- [Assigned task]: The answer must be every line below that contains the string "label".

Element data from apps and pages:
##############################

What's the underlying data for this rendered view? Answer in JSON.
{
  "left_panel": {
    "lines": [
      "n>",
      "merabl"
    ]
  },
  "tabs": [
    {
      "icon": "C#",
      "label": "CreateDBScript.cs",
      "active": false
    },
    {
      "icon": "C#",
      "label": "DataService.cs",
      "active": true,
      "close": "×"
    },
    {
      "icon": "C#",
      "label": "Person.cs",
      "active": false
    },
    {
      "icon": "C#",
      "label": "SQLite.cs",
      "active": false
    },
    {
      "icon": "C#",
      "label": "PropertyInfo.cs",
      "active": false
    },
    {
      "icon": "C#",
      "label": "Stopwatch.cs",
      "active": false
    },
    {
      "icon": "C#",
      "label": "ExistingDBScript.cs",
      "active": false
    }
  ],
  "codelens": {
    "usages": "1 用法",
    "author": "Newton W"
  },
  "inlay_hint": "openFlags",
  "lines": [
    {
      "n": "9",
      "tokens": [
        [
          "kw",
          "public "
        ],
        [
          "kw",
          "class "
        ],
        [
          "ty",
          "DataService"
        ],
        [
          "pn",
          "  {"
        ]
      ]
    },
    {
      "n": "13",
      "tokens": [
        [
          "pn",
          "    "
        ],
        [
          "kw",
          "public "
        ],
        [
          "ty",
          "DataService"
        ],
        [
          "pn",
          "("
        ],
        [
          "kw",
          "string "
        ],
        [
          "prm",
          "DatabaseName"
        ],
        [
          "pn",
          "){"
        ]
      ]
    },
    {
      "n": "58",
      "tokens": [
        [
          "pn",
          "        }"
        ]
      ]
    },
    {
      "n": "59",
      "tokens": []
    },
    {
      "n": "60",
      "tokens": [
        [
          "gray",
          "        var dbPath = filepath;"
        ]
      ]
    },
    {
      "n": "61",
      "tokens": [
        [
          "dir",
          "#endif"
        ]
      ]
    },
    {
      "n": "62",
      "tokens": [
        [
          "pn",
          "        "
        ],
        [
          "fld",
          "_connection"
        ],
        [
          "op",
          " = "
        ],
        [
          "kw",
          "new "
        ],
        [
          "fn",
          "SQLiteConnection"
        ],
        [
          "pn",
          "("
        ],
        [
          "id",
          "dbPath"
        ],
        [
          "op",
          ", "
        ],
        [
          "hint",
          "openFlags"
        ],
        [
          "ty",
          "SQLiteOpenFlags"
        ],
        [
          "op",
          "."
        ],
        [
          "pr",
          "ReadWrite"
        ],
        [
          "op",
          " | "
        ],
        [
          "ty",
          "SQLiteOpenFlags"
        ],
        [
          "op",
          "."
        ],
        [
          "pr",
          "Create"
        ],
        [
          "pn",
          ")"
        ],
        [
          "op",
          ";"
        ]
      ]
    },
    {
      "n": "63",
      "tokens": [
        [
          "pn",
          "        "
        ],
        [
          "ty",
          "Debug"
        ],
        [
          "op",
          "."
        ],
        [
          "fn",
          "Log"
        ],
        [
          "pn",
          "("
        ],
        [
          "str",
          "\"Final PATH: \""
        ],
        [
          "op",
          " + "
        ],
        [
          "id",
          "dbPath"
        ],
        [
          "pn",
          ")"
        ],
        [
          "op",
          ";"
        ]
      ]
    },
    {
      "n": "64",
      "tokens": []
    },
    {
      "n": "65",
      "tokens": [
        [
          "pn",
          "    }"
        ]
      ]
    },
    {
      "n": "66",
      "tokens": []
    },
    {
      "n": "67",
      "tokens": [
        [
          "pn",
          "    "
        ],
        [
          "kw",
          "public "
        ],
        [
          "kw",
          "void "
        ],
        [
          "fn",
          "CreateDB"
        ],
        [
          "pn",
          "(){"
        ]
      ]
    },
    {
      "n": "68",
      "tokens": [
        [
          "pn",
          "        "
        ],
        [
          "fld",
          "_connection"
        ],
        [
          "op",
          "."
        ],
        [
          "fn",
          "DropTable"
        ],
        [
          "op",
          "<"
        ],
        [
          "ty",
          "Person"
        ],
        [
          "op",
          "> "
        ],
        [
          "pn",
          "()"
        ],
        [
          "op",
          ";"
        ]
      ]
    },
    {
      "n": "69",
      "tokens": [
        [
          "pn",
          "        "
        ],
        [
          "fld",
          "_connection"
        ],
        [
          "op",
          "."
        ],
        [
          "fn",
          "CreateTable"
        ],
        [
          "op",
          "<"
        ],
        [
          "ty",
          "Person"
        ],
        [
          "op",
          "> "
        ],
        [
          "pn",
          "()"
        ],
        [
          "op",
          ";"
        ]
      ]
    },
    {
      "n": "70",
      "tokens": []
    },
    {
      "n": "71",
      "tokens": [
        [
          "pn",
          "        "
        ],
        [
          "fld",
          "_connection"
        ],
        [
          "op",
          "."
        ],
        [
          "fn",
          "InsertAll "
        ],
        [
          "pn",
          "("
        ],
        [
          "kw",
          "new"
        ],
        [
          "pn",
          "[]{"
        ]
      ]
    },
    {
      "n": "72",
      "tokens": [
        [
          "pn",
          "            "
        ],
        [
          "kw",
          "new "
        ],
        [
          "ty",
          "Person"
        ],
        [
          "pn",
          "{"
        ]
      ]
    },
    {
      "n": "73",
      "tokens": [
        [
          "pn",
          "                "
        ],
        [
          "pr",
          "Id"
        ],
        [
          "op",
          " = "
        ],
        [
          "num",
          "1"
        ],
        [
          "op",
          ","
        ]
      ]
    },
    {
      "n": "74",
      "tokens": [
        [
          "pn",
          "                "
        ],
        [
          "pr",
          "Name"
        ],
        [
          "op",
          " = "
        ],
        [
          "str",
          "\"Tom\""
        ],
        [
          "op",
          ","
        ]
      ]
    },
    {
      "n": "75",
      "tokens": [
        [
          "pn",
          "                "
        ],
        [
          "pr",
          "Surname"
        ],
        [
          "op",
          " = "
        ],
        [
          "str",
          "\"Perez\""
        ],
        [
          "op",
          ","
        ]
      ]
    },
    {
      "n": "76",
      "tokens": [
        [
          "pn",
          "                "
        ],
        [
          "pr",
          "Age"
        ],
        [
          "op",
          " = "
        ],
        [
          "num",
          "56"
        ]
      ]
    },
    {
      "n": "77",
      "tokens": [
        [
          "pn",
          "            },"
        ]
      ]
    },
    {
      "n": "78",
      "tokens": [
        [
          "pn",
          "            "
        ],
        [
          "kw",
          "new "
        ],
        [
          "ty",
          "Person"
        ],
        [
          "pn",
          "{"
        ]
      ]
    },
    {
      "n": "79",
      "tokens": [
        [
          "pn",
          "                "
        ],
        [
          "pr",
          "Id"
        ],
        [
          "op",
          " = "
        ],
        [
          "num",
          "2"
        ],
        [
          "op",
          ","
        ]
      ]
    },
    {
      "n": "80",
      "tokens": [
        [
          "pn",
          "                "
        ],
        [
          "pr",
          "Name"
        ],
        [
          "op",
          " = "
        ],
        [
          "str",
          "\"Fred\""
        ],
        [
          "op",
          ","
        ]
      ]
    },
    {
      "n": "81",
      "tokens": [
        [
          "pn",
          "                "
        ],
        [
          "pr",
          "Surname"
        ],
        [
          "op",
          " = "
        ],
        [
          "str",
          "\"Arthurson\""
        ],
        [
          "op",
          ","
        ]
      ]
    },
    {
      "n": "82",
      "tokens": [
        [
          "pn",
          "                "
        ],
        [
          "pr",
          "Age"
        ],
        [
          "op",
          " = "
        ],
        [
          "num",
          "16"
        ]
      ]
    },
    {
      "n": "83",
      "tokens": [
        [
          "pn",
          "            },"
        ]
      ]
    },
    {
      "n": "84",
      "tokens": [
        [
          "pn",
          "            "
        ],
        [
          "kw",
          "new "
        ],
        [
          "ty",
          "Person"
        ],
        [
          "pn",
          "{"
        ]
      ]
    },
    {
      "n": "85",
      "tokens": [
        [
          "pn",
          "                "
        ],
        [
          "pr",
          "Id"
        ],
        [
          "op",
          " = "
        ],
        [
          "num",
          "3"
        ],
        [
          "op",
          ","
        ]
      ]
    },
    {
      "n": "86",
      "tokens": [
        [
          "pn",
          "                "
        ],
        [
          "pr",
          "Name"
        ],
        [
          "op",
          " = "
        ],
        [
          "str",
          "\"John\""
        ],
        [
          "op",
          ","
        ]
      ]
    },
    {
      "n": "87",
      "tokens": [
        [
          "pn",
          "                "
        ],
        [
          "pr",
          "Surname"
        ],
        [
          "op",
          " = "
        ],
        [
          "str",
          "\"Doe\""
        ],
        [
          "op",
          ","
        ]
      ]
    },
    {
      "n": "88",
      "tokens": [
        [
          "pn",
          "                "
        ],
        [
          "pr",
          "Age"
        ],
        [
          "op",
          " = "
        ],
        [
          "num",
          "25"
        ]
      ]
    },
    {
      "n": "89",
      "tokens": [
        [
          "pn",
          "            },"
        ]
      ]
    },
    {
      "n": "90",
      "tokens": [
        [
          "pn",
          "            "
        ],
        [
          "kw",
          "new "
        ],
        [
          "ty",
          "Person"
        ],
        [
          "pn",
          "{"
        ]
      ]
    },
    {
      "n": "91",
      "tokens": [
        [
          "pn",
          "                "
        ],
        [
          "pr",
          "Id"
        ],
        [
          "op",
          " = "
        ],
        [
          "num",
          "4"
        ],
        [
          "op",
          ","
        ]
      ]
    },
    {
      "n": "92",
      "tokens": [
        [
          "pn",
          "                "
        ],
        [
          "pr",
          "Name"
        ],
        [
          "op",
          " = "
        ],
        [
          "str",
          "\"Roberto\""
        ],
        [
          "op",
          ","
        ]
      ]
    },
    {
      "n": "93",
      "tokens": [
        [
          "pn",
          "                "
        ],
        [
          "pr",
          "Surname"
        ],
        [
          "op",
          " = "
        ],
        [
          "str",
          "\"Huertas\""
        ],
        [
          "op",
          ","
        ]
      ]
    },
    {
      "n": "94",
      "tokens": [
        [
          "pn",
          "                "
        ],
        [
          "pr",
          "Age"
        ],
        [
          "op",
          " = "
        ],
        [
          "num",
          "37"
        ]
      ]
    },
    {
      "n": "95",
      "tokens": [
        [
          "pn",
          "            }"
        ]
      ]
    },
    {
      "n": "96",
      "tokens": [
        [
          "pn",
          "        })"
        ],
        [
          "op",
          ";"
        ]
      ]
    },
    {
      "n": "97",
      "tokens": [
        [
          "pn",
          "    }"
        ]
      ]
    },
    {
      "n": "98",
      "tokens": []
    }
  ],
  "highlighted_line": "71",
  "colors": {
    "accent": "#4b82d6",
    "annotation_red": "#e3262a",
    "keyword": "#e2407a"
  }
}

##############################

- [Your solution]:
      "label": "CreateDBScript.cs",
      "label": "DataService.cs",
      "label": "Person.cs",
      "label": "SQLite.cs",
      "label": "PropertyInfo.cs",
      "label": "Stopwatch.cs",
      "label": "ExistingDBScript.cs",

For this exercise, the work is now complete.